    Great story of Philip Glass. It was a new opera and he worked on all the details with a long-time collaborator. It was produced successfully and was exactly like it was conceived in his mind. The next year he saw the same opera in another country with an entirely different approach,
    He gulped and understood that his work, once it is out of his hands, is, well, out of his hands. Verdi knew this. Any artist knows this.
    Is opera dead or is it still a living art? Is an opera house a museum? Verdi certainly would not want his operas in a glass case.

  • 7
    Cicciabella says:

    Rusalka Regie Rubbish, thankfully not upcoming at that venerable family institution, the Metropolitan Opera:

    • 7.1
      Clita del Toro says:

      Cicciabella, this Rusalka production is AMAZING and FABULOUS! Now, at the Met we have reliable, rehashed Reneigh in a quaint, pretty production.

      • 7.1.1
        Cicciabella says:

        I believe this Herheim production has done the rounds in European theatres.

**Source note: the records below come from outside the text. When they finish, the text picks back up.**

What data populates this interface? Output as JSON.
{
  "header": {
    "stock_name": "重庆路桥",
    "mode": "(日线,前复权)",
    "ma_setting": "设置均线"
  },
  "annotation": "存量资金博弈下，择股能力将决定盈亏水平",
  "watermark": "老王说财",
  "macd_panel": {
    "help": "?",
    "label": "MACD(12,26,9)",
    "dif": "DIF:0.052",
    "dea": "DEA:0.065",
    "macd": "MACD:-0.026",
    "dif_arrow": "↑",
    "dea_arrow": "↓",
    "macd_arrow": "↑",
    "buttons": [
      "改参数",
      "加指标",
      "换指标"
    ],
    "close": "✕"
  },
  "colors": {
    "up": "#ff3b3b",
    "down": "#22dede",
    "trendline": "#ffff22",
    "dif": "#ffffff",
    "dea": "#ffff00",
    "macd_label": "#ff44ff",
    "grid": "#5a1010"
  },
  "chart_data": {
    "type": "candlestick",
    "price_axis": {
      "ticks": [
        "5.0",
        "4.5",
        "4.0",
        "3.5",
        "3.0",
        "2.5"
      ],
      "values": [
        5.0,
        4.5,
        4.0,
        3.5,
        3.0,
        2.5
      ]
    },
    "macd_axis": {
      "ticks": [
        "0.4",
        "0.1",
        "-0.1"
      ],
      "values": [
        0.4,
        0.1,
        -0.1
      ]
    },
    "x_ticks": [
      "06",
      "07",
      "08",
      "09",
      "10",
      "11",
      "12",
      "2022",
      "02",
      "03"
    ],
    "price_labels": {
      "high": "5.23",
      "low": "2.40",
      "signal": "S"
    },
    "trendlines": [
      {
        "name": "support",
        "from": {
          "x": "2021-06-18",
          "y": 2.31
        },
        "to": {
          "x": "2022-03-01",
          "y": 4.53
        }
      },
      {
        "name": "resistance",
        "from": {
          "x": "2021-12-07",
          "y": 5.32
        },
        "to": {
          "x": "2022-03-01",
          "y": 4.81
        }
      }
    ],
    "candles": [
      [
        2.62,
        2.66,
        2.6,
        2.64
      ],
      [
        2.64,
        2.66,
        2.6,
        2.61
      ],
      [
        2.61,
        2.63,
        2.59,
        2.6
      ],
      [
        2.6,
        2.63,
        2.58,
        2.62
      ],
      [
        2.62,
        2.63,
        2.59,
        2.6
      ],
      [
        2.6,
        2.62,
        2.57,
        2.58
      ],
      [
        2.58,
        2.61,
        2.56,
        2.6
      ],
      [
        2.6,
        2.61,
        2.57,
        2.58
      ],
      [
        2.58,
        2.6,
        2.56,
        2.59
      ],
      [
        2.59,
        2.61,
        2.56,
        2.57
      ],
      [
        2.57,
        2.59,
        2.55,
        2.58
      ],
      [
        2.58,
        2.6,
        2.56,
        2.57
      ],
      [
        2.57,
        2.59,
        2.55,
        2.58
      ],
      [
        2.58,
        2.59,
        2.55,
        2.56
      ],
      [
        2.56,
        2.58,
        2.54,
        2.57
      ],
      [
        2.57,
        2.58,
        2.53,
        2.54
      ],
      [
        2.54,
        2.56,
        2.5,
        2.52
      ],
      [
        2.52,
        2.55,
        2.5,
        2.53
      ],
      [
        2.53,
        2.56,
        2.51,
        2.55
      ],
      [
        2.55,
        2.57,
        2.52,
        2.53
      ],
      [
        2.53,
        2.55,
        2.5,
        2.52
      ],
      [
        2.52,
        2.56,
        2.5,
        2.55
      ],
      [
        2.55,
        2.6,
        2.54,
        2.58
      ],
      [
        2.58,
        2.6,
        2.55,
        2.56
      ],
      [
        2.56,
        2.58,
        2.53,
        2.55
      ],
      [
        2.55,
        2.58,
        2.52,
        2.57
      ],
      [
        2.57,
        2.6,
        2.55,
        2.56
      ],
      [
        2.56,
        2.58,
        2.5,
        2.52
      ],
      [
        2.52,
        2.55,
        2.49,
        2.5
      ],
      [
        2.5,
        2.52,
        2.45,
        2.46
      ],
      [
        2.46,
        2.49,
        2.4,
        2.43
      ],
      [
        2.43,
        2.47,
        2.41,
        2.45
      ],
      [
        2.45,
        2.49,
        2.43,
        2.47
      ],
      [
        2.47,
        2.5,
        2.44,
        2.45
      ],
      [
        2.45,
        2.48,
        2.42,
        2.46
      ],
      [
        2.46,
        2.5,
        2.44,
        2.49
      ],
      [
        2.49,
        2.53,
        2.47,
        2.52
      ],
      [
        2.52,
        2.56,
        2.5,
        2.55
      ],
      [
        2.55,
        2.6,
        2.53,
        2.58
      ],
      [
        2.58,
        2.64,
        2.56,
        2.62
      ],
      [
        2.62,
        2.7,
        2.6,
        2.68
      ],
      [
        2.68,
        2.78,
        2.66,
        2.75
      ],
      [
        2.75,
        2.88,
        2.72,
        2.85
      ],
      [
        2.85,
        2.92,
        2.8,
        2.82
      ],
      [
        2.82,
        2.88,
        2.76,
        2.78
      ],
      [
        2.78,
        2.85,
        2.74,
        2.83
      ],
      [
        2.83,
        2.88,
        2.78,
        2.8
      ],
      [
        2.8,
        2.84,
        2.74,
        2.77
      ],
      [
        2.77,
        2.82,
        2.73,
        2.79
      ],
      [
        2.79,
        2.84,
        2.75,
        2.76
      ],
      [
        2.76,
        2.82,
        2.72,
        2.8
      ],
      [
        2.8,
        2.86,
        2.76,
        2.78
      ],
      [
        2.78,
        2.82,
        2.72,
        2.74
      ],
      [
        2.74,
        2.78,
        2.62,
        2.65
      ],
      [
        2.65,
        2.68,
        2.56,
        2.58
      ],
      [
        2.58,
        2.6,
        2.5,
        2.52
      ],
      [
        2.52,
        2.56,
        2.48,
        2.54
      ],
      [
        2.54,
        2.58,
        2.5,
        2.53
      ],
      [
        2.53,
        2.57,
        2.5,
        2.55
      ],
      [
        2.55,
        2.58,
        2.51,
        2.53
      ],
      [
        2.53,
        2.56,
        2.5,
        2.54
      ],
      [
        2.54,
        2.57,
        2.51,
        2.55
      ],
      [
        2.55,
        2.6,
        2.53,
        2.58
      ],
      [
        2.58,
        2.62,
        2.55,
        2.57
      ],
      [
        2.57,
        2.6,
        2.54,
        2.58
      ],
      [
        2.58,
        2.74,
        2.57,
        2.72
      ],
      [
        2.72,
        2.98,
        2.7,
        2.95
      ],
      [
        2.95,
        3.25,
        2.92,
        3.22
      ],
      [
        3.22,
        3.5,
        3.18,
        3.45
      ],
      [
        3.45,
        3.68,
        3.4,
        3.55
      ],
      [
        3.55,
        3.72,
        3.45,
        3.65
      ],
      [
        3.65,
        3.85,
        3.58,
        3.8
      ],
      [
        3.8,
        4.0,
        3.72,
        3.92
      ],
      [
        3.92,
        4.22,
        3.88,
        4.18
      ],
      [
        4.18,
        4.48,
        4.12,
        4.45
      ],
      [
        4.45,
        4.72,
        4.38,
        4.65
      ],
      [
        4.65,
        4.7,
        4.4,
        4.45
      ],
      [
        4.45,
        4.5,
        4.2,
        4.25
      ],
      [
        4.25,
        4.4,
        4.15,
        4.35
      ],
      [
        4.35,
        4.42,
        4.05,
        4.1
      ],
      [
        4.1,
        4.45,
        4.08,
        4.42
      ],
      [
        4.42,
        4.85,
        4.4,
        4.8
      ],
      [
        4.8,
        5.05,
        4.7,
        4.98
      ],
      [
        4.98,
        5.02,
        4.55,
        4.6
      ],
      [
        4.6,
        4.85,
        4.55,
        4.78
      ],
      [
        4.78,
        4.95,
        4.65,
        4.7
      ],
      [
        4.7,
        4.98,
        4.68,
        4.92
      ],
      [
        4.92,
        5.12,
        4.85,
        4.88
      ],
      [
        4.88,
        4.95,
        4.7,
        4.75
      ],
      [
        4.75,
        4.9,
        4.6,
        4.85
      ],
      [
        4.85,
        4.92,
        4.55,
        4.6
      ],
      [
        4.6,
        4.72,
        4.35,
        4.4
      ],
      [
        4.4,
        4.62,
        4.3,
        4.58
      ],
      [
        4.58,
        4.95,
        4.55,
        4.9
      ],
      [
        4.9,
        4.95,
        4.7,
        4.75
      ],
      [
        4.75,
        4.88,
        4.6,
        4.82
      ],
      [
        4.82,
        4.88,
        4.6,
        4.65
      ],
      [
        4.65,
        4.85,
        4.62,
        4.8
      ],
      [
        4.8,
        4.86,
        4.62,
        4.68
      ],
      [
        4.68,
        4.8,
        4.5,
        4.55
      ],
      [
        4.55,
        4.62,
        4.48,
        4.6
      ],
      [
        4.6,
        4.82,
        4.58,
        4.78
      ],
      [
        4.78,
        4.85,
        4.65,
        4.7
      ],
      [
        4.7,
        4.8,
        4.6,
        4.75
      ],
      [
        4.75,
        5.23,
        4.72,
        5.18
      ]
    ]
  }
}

It is indeed both intellectually challenging and visually mesmerising, but also very emotionally intense. Judging by the few clips I’ve seen, the Met production is beautiful and dreamlike and will be carried, of course, by a strong cast. I think there is room for both kinds of productions. Traditional productions don’t have to be soporific or totally derivative, just as Regie productions are not always revelatory or coherent. But art involves taking risks, including the risk of partial or total failure.

  • 8
    perfidia says:

    Somebody should make “Heathers: The Opera.” I wonder if the musical is any good.

  • 9
    La Valkyrietta says:

    Verdi also mentions “la bionda Avignonese”.

  • 10
    redbear says:

    A rehearsal photo of “Brokeback Mountain” opening on the 28th in Madrid.

  • 11
    luvtennis says:

    God, I love that movie. And Winona Ryder is just the freakin’ pinnacle of everything wonderful.

    Okay, carry on.

    • 11.1
      Porgy Amor says:

      Like she gives a shit. Everyone wants her for a friend or a contributor. She’s worshiped at the Manhattan Institute…and she’s only a Fellow.

  • 12
    Le Jester says:

    “Don Giovanni, is infallibly a charmless, drug-addicted lout wallowing in the detritus of consumer culture and surrounded by sluts, psychopaths, and slobs”

    Hmmmm, sounds like an episode of The Real Housewives of (fill in the blank.)